There are cases where there are far too many children that parents are struggling to care of them. Some of them look malnourished, some need clothes and goodness knows what will happen when they grow up and start to want what other people have.
But then whom are we kidding here? The writing has been on the wall for a while. As a matter of fact, how can we forget the first State of Human Rights Report for Samoa, which identified undeniable poverty in this country?
The report, by the way, was sanctioned by the Government and launched by Prime Minister Tuilaepa Sa’ilele Malielegaoi himself. Compiled by the Office of the Ombudsman as the National Human Rights Institution (N.H.R.I) of Samoa, the report found that one in every five Samoans live in poverty.
Here, take another look. Reads the report: “Despite progress in big picture economic growth and within high level development framework, there is disparity in development outcomes particularly in rural and remote areas.”
“Approximately 20 per cent of Samoa’s population lives below the basic needs poverty line (B.N.P.L), with the higher proportion of rural populations falling below the B.N.P.L. Basically, this means that about 1 in every 5 Samoans lives in poverty.”
Folks, we’ve said this before and we will say it again, those are not our words.
Those are the words of the report paid for by taxpayers funds and endorsed by Prime Minister Tuilaepa when he spoke at the launch. He even called for the formation of a Parliamentary Committee to follow up on the report’s recommendations.
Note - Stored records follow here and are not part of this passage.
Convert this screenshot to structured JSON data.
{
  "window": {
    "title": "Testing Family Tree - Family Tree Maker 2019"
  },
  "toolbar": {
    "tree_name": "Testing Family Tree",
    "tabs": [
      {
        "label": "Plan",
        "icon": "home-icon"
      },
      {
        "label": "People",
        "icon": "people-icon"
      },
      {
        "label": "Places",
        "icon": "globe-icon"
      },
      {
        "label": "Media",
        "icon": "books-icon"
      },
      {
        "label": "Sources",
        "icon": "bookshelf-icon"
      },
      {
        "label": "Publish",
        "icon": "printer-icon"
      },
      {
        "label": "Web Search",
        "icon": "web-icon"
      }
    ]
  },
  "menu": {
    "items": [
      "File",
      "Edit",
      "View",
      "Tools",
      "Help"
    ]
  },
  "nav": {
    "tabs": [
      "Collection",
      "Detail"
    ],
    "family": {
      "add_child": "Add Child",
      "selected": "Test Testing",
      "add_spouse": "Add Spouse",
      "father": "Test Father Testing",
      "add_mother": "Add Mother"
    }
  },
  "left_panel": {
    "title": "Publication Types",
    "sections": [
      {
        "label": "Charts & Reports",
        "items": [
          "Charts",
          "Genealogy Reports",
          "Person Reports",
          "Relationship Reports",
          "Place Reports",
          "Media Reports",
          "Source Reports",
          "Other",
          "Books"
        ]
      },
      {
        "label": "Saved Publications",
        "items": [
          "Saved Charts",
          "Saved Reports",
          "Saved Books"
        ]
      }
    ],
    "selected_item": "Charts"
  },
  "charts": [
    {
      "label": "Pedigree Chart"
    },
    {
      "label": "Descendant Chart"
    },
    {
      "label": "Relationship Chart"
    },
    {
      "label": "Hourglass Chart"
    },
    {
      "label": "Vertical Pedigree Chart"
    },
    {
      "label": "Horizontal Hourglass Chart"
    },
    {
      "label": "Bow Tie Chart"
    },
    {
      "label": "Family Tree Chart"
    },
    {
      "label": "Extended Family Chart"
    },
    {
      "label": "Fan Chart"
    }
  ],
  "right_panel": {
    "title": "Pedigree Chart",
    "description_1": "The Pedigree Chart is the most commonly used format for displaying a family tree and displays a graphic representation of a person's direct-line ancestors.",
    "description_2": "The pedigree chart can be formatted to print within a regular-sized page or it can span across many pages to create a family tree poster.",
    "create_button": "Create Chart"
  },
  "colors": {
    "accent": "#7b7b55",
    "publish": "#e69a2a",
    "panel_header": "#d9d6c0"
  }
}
Now what has happened to that?
We ask this because judging from what we are seeing today, there is reason to believe that if poverty was that bad a few years ago when the report was compiled, it would be a lot worse now. And all you have to do is look at those pictures again. They don’t lie.
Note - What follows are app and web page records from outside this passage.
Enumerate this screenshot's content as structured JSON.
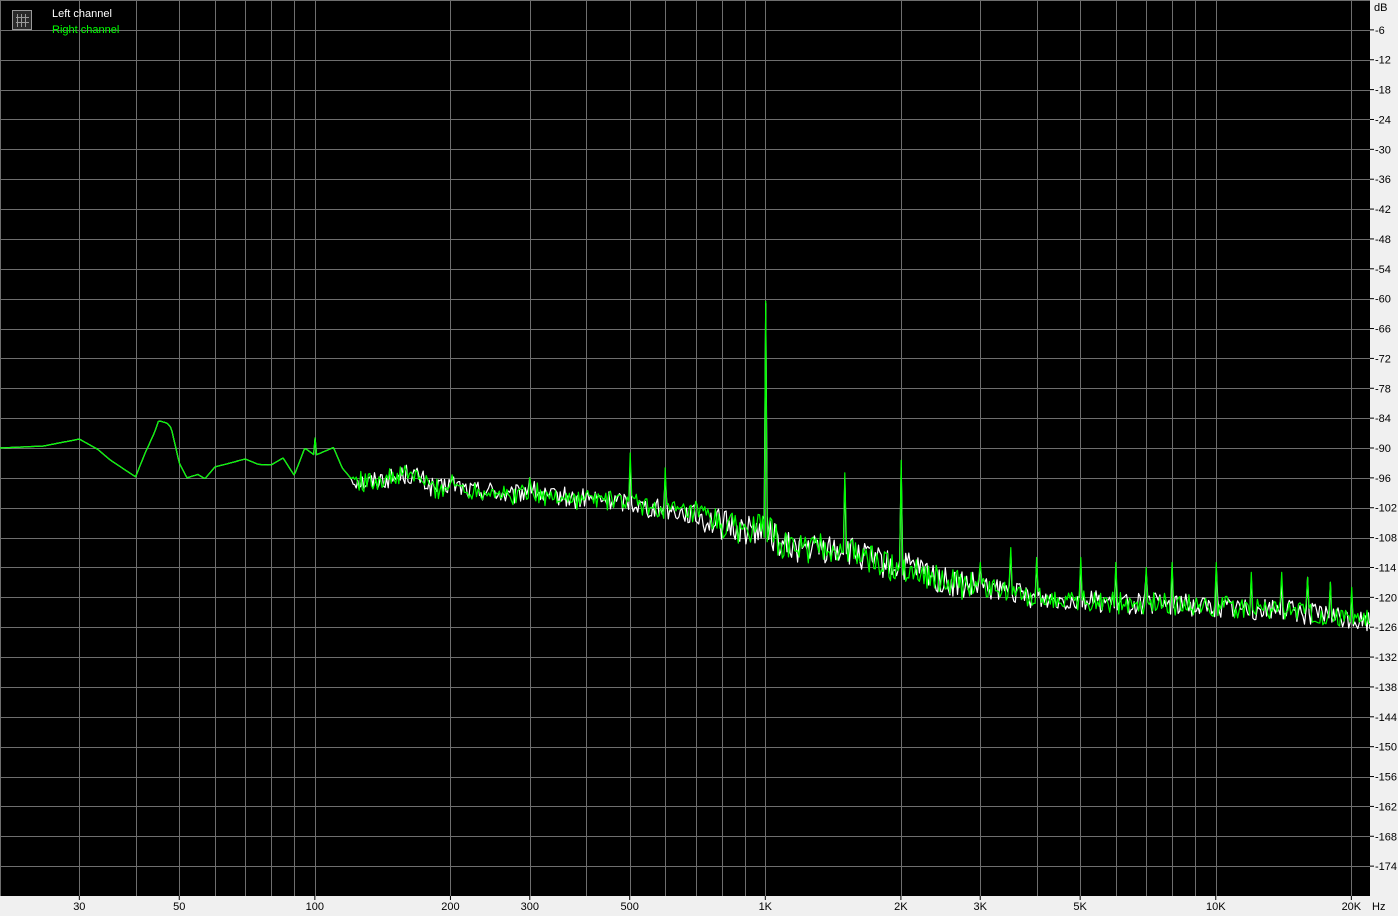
{
  "legend": {
    "left_label": "Left channel",
    "right_label": "Right channel",
    "left_color": "#ffffff",
    "right_color": "#00ff00",
    "icon": "graph-icon"
  },
  "colors": {
    "background": "#000000",
    "grid": "#6e6e6e",
    "axis_panel": "#f0f0f0"
  },
  "chart_data": {
    "type": "line",
    "x_scale": "log",
    "xlim": [
      20,
      22000
    ],
    "ylim": [
      -180,
      0
    ],
    "xunit": "Hz",
    "yunit": "dB",
    "grid": true,
    "legend_position": "top-left",
    "x_ticks": [
      {
        "v": 30,
        "label": "30"
      },
      {
        "v": 50,
        "label": "50"
      },
      {
        "v": 100,
        "label": "100"
      },
      {
        "v": 200,
        "label": "200"
      },
      {
        "v": 300,
        "label": "300"
      },
      {
        "v": 500,
        "label": "500"
      },
      {
        "v": 1000,
        "label": "1K"
      },
      {
        "v": 2000,
        "label": "2K"
      },
      {
        "v": 3000,
        "label": "3K"
      },
      {
        "v": 5000,
        "label": "5K"
      },
      {
        "v": 10000,
        "label": "10K"
      },
      {
        "v": 20000,
        "label": "20K"
      }
    ],
    "y_ticks": [
      -6,
      -12,
      -18,
      -24,
      -30,
      -36,
      -42,
      -48,
      -54,
      -60,
      -66,
      -72,
      -78,
      -84,
      -90,
      -96,
      -102,
      -108,
      -114,
      -120,
      -126,
      -132,
      -138,
      -144,
      -150,
      -156,
      -162,
      -168,
      -174
    ],
    "series": [
      {
        "name": "Left channel",
        "color": "#ffffff",
        "points": [
          [
            20,
            -90
          ],
          [
            25,
            -89.6
          ],
          [
            30,
            -88.2
          ],
          [
            33,
            -90.3
          ],
          [
            35,
            -92.3
          ],
          [
            40,
            -95.8
          ],
          [
            42,
            -91
          ],
          [
            44,
            -87
          ],
          [
            45,
            -84.5
          ],
          [
            47,
            -85
          ],
          [
            48,
            -86
          ],
          [
            50,
            -93
          ],
          [
            52,
            -96
          ],
          [
            55,
            -95.3
          ],
          [
            57,
            -96.2
          ],
          [
            60,
            -93.8
          ],
          [
            65,
            -93
          ],
          [
            70,
            -92.2
          ],
          [
            75,
            -93.3
          ],
          [
            80,
            -93.4
          ],
          [
            85,
            -92
          ],
          [
            90,
            -95.5
          ],
          [
            95,
            -90
          ],
          [
            100,
            -91.5
          ],
          [
            110,
            -89.9
          ],
          [
            115,
            -94
          ],
          [
            120,
            -96
          ],
          [
            130,
            -97
          ],
          [
            140,
            -96.2
          ],
          [
            150,
            -96
          ],
          [
            160,
            -95.2
          ],
          [
            170,
            -95.8
          ],
          [
            180,
            -97.7
          ],
          [
            190,
            -98.4
          ],
          [
            200,
            -97
          ],
          [
            220,
            -98.5
          ],
          [
            250,
            -98.5
          ],
          [
            270,
            -100
          ],
          [
            300,
            -98.2
          ],
          [
            330,
            -100.2
          ],
          [
            350,
            -99.5
          ],
          [
            380,
            -100.5
          ],
          [
            400,
            -100
          ],
          [
            450,
            -100.6
          ],
          [
            500,
            -100.8
          ],
          [
            550,
            -102
          ],
          [
            600,
            -102.2
          ],
          [
            700,
            -103.5
          ],
          [
            800,
            -105.4
          ],
          [
            900,
            -106.5
          ],
          [
            1000,
            -106
          ],
          [
            1100,
            -109.8
          ],
          [
            1200,
            -110
          ],
          [
            1300,
            -110.2
          ],
          [
            1500,
            -110.5
          ],
          [
            1700,
            -112.3
          ],
          [
            1900,
            -113.8
          ],
          [
            2100,
            -114
          ],
          [
            2300,
            -115.3
          ],
          [
            2500,
            -117
          ],
          [
            2800,
            -117.8
          ],
          [
            3000,
            -118.2
          ],
          [
            3500,
            -118.8
          ],
          [
            4000,
            -120.2
          ],
          [
            5000,
            -120.4
          ],
          [
            6000,
            -121.2
          ],
          [
            7000,
            -121.2
          ],
          [
            8000,
            -121.4
          ],
          [
            10000,
            -121.8
          ],
          [
            12000,
            -122.3
          ],
          [
            14000,
            -122.4
          ],
          [
            16000,
            -123.3
          ],
          [
            18000,
            -123.8
          ],
          [
            20000,
            -124.4
          ],
          [
            21000,
            -124.8
          ]
        ],
        "spikes": [
          [
            100,
            -88
          ],
          [
            300,
            -96
          ],
          [
            500,
            -93
          ],
          [
            600,
            -96
          ],
          [
            1000,
            -61
          ],
          [
            1500,
            -96
          ],
          [
            2000,
            -94
          ],
          [
            2500,
            -110
          ],
          [
            3000,
            -114
          ],
          [
            3500,
            -111
          ],
          [
            4000,
            -113
          ],
          [
            5000,
            -113
          ],
          [
            6000,
            -114
          ],
          [
            7000,
            -115
          ],
          [
            8000,
            -114
          ],
          [
            10000,
            -114
          ],
          [
            12000,
            -116
          ],
          [
            14000,
            -116
          ],
          [
            16000,
            -116
          ],
          [
            18000,
            -117
          ],
          [
            20000,
            -119
          ]
        ]
      },
      {
        "name": "Right channel",
        "color": "#00ff00",
        "points": [
          [
            20,
            -90
          ],
          [
            25,
            -89.6
          ],
          [
            30,
            -88.2
          ],
          [
            33,
            -90.3
          ],
          [
            35,
            -92.3
          ],
          [
            40,
            -95.8
          ],
          [
            42,
            -91
          ],
          [
            44,
            -87
          ],
          [
            45,
            -84.5
          ],
          [
            47,
            -85
          ],
          [
            48,
            -86
          ],
          [
            50,
            -93
          ],
          [
            52,
            -96
          ],
          [
            55,
            -95.3
          ],
          [
            57,
            -96.2
          ],
          [
            60,
            -93.8
          ],
          [
            65,
            -93
          ],
          [
            70,
            -92.2
          ],
          [
            75,
            -93.3
          ],
          [
            80,
            -93.4
          ],
          [
            85,
            -92
          ],
          [
            90,
            -95.5
          ],
          [
            95,
            -90
          ],
          [
            100,
            -91.5
          ],
          [
            110,
            -89.9
          ],
          [
            115,
            -94
          ],
          [
            120,
            -96
          ],
          [
            130,
            -97
          ],
          [
            140,
            -96.2
          ],
          [
            150,
            -96
          ],
          [
            160,
            -95.2
          ],
          [
            170,
            -95.8
          ],
          [
            180,
            -97.7
          ],
          [
            190,
            -98.4
          ],
          [
            200,
            -97
          ],
          [
            220,
            -98.5
          ],
          [
            250,
            -98.5
          ],
          [
            270,
            -100
          ],
          [
            300,
            -98.2
          ],
          [
            330,
            -100.2
          ],
          [
            350,
            -99.5
          ],
          [
            380,
            -100.5
          ],
          [
            400,
            -100
          ],
          [
            450,
            -100.6
          ],
          [
            500,
            -100.8
          ],
          [
            550,
            -102
          ],
          [
            600,
            -102.2
          ],
          [
            700,
            -103.5
          ],
          [
            800,
            -105.4
          ],
          [
            900,
            -106.5
          ],
          [
            1000,
            -106
          ],
          [
            1100,
            -109.8
          ],
          [
            1200,
            -110
          ],
          [
            1300,
            -110.2
          ],
          [
            1500,
            -110.5
          ],
          [
            1700,
            -112.3
          ],
          [
            1900,
            -113.8
          ],
          [
            2100,
            -114
          ],
          [
            2300,
            -115.3
          ],
          [
            2500,
            -117
          ],
          [
            2800,
            -117.8
          ],
          [
            3000,
            -118.2
          ],
          [
            3500,
            -118.8
          ],
          [
            4000,
            -120.2
          ],
          [
            5000,
            -120.4
          ],
          [
            6000,
            -121.2
          ],
          [
            7000,
            -121.2
          ],
          [
            8000,
            -121.4
          ],
          [
            10000,
            -121.8
          ],
          [
            12000,
            -122.3
          ],
          [
            14000,
            -122.4
          ],
          [
            16000,
            -123.3
          ],
          [
            18000,
            -123.8
          ],
          [
            20000,
            -124.4
          ],
          [
            21000,
            -124.8
          ]
        ],
        "spikes": [
          [
            100,
            -88
          ],
          [
            300,
            -96
          ],
          [
            500,
            -91
          ],
          [
            600,
            -94
          ],
          [
            1000,
            -60.5
          ],
          [
            1500,
            -95
          ],
          [
            2000,
            -92.5
          ],
          [
            2500,
            -109
          ],
          [
            3000,
            -113
          ],
          [
            3500,
            -110
          ],
          [
            4000,
            -112
          ],
          [
            5000,
            -112
          ],
          [
            6000,
            -113
          ],
          [
            7000,
            -114
          ],
          [
            8000,
            -113
          ],
          [
            10000,
            -113
          ],
          [
            12000,
            -115
          ],
          [
            14000,
            -115
          ],
          [
            16000,
            -116
          ],
          [
            18000,
            -117
          ],
          [
            20000,
            -118
          ]
        ]
      }
    ]
  }
}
But don’t stop there. Look at the state of the average Samoan, the farmers, mothers and their poor children and what they have to go through every day just to make a tala or two in Apia and Salelologa.
Look at the growing number of Samoans – of all ages - who are being enslaved to run all over town to sell pins, cans of soda, twisties and air fresheners while their “foreign masters” sit in the shade and collect their handsome cash.
Think about the basic cost of living and basic services. Think about the cost of food, including the most basic meat, chicken, and how expensive it has become. Think about how the cost of most services provided by the Government has increased over the years.
Having said that, we accept to a certain degree that times are tough and in some cases, the Government needs money to do what they need to get done. But here is what annoys this column to no end.
What percentage of those increases and the expensive cost of living is the result of negligence, corruption and mismanagement by the public service?
Think about how taxes are hurting everybody, especially when they are being taxed to the bone every day.
Isn’t it downright cruel then that while we are taxed everywhere we turn in this country today, we also find that the cost of living, the cost of basic services and the cost of basic utilities continue to show no mercy to the downright depleted soul?
Ladies and gentlemen, somebody – or some people - are responsible for this suffering. And the Government should take a large chunk of the blame because of their lack of care and absent-mindedness about doing what is right to help people.
What we find especially shameful is the attitude of apathy that’s being shown towards these problems by some public officials. They just don’t care and pretend that everything is okay.
Have a look at those pictures again. Things are not okay. We believe our leaders should be reminded again about how imperative it is that they do the right thing.
Have a great Tuesday Samoa, God bless!